■ BRIEF:
An exact copy of the data below is required; return it in full.

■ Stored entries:
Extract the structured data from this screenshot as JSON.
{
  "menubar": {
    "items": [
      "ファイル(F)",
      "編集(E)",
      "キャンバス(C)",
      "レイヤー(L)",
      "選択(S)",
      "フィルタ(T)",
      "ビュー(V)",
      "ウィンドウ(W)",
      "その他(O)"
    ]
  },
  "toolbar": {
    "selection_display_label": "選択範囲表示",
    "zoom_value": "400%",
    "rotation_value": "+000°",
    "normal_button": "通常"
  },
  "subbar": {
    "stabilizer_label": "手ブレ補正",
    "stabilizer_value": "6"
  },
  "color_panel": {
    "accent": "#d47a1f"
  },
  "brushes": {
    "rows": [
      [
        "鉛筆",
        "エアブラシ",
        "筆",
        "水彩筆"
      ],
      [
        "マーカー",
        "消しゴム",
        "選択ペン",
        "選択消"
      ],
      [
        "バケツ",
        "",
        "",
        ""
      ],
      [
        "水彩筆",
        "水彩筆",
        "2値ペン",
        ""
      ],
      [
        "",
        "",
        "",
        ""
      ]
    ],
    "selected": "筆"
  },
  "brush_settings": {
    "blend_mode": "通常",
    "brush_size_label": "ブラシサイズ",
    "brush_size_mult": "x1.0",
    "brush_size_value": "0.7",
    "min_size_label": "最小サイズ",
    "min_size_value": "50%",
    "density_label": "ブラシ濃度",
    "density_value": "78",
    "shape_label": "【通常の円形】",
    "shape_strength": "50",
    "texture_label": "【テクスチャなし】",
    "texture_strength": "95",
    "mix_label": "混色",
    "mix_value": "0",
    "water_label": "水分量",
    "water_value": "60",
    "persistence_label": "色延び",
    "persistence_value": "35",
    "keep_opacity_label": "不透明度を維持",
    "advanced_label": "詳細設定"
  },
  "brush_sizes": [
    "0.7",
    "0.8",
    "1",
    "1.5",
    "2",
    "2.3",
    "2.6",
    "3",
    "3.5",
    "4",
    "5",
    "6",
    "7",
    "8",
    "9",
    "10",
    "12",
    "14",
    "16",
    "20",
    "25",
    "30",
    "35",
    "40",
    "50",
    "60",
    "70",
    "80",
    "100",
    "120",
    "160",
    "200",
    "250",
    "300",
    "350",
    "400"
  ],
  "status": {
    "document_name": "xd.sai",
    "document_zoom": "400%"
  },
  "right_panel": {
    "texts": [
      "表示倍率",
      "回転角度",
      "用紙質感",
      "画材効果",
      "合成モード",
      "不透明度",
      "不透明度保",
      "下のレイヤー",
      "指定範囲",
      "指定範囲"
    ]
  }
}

■ ANSWER SECTION:
Extract the structured data from this screenshot as JSON.
{
  "menubar": {
    "items": [
      "ファイル(F)",
      "編集(E)",
      "キャンバス(C)",
      "レイヤー(L)",
      "選択(S)",
      "フィルタ(T)",
      "ビュー(V)",
      "ウィンドウ(W)",
      "その他(O)"
    ]
  },
  "toolbar": {
    "selection_display_label": "選択範囲表示",
    "zoom_value": "400%",
    "rotation_value": "+000°",
    "normal_button": "通常"
  },
  "subbar": {
    "stabilizer_label": "手ブレ補正",
    "stabilizer_value": "6"
  },
  "color_panel": {
    "accent": "#d47a1f"
  },
  "brushes": {
    "rows": [
      [
        "鉛筆",
        "エアブラシ",
        "筆",
        "水彩筆"
      ],
      [
        "マーカー",
        "消しゴム",
        "選択ペン",
        "選択消"
      ],
      [
        "バケツ",
        "",
        "",
        ""
      ],
      [
        "水彩筆",
        "水彩筆",
        "2値ペン",
        ""
      ],
      [
        "",
        "",
        "",
        ""
      ]
    ],
    "selected": "筆"
  },
  "brush_settings": {
    "blend_mode": "通常",
    "brush_size_label": "ブラシサイズ",
    "brush_size_mult": "x1.0",
    "brush_size_value": "0.7",
    "min_size_label": "最小サイズ",
    "min_size_value": "50%",
    "density_label": "ブラシ濃度",
    "density_value": "78",
    "shape_label": "【通常の円形】",
    "shape_strength": "50",
    "texture_label": "【テクスチャなし】",
    "texture_strength": "95",
    "mix_label": "混色",
    "mix_value": "0",
    "water_label": "水分量",
    "water_value": "60",
    "persistence_label": "色延び",
    "persistence_value": "35",
    "keep_opacity_label": "不透明度を維持",
    "advanced_label": "詳細設定"
  },
  "brush_sizes": [
    "0.7",
    "0.8",
    "1",
    "1.5",
    "2",
    "2.3",
    "2.6",
    "3",
    "3.5",
    "4",
    "5",
    "6",
    "7",
    "8",
    "9",
    "10",
    "12",
    "14",
    "16",
    "20",
    "25",
    "30",
    "35",
    "40",
    "50",
    "60",
    "70",
    "80",
    "100",
    "120",
    "160",
    "200",
    "250",
    "300",
    "350",
    "400"
  ],
  "status": {
    "document_name": "xd.sai",
    "document_zoom": "400%"
  },
  "right_panel": {
    "texts": [
      "表示倍率",
      "回転角度",
      "用紙質感",
      "画材効果",
      "合成モード",
      "不透明度",
      "不透明度保",
      "下のレイヤー",
      "指定範囲",
      "指定範囲"
    ]
  }
}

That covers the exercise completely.